__Exercise directions__: Keeping every line intact, print the records that follow.

__Source material__:
┌──

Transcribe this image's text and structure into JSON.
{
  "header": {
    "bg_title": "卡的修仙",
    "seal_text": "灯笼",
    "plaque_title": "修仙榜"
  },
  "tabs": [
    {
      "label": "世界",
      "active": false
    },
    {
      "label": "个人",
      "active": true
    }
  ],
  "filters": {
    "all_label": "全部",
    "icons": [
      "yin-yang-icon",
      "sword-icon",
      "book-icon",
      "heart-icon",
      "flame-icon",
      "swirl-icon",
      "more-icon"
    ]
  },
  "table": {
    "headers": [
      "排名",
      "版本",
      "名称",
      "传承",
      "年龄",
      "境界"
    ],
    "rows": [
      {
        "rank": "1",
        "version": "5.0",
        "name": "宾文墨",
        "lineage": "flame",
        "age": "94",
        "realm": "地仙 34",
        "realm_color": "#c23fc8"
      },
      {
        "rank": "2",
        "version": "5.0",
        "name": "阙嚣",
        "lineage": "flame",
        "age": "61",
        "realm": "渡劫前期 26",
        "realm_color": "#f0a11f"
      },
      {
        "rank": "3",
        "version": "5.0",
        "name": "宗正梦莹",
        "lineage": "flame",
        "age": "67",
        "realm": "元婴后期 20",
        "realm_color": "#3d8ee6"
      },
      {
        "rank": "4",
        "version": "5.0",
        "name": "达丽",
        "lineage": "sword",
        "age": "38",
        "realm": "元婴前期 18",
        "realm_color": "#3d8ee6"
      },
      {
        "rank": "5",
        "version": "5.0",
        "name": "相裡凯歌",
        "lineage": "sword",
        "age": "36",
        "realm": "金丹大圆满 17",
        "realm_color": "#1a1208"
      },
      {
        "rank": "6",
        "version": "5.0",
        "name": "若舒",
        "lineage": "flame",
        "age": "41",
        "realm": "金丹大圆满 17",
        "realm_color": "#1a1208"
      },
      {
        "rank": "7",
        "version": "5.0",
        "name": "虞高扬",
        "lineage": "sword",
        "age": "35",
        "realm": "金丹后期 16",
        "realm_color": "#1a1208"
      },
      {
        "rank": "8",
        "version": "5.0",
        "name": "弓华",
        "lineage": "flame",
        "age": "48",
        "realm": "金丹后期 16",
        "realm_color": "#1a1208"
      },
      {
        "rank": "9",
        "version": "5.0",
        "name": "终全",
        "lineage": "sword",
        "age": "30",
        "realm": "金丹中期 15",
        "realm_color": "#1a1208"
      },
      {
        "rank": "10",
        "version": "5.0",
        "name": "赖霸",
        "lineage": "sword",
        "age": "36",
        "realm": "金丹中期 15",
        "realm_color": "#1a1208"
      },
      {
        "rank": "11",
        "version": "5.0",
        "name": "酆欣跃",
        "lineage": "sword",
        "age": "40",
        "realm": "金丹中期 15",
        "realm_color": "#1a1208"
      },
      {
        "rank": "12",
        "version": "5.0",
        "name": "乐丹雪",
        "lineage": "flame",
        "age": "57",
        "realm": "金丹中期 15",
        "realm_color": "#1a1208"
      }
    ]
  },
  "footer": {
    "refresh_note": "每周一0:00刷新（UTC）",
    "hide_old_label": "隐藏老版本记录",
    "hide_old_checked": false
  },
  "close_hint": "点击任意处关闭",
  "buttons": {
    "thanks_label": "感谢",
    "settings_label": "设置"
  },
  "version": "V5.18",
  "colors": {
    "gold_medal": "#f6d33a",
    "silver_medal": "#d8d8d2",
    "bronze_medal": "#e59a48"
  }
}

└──

__Solution to the exercise__:
Transcribe this image's text and structure into JSON.
{
  "header": {
    "bg_title": "卡的修仙",
    "seal_text": "灯笼",
    "plaque_title": "修仙榜"
  },
  "tabs": [
    {
      "label": "世界",
      "active": false
    },
    {
      "label": "个人",
      "active": true
    }
  ],
  "filters": {
    "all_label": "全部",
    "icons": [
      "yin-yang-icon",
      "sword-icon",
      "book-icon",
      "heart-icon",
      "flame-icon",
      "swirl-icon",
      "more-icon"
    ]
  },
  "table": {
    "headers": [
      "排名",
      "版本",
      "名称",
      "传承",
      "年龄",
      "境界"
    ],
    "rows": [
      {
        "rank": "1",
        "version": "5.0",
        "name": "宾文墨",
        "lineage": "flame",
        "age": "94",
        "realm": "地仙 34",
        "realm_color": "#c23fc8"
      },
      {
        "rank": "2",
        "version": "5.0",
        "name": "阙嚣",
        "lineage": "flame",
        "age": "61",
        "realm": "渡劫前期 26",
        "realm_color": "#f0a11f"
      },
      {
        "rank": "3",
        "version": "5.0",
        "name": "宗正梦莹",
        "lineage": "flame",
        "age": "67",
        "realm": "元婴后期 20",
        "realm_color": "#3d8ee6"
      },
      {
        "rank": "4",
        "version": "5.0",
        "name": "达丽",
        "lineage": "sword",
        "age": "38",
        "realm": "元婴前期 18",
        "realm_color": "#3d8ee6"
      },
      {
        "rank": "5",
        "version": "5.0",
        "name": "相裡凯歌",
        "lineage": "sword",
        "age": "36",
        "realm": "金丹大圆满 17",
        "realm_color": "#1a1208"
      },
      {
        "rank": "6",
        "version": "5.0",
        "name": "若舒",
        "lineage": "flame",
        "age": "41",
        "realm": "金丹大圆满 17",
        "realm_color": "#1a1208"
      },
      {
        "rank": "7",
        "version": "5.0",
        "name": "虞高扬",
        "lineage": "sword",
        "age": "35",
        "realm": "金丹后期 16",
        "realm_color": "#1a1208"
      },
      {
        "rank": "8",
        "version": "5.0",
        "name": "弓华",
        "lineage": "flame",
        "age": "48",
        "realm": "金丹后期 16",
        "realm_color": "#1a1208"
      },
      {
        "rank": "9",
        "version": "5.0",
        "name": "终全",
        "lineage": "sword",
        "age": "30",
        "realm": "金丹中期 15",
        "realm_color": "#1a1208"
      },
      {
        "rank": "10",
        "version": "5.0",
        "name": "赖霸",
        "lineage": "sword",
        "age": "36",
        "realm": "金丹中期 15",
        "realm_color": "#1a1208"
      },
      {
        "rank": "11",
        "version": "5.0",
        "name": "酆欣跃",
        "lineage": "sword",
        "age": "40",
        "realm": "金丹中期 15",
        "realm_color": "#1a1208"
      },
      {
        "rank": "12",
        "version": "5.0",
        "name": "乐丹雪",
        "lineage": "flame",
        "age": "57",
        "realm": "金丹中期 15",
        "realm_color": "#1a1208"
      }
    ]
  },
  "footer": {
    "refresh_note": "每周一0:00刷新（UTC）",
    "hide_old_label": "隐藏老版本记录",
    "hide_old_checked": false
  },
  "close_hint": "点击任意处关闭",
  "buttons": {
    "thanks_label": "感谢",
    "settings_label": "设置"
  },
  "version": "V5.18",
  "colors": {
    "gold_medal": "#f6d33a",
    "silver_medal": "#d8d8d2",
    "bronze_medal": "#e59a48"
  }
}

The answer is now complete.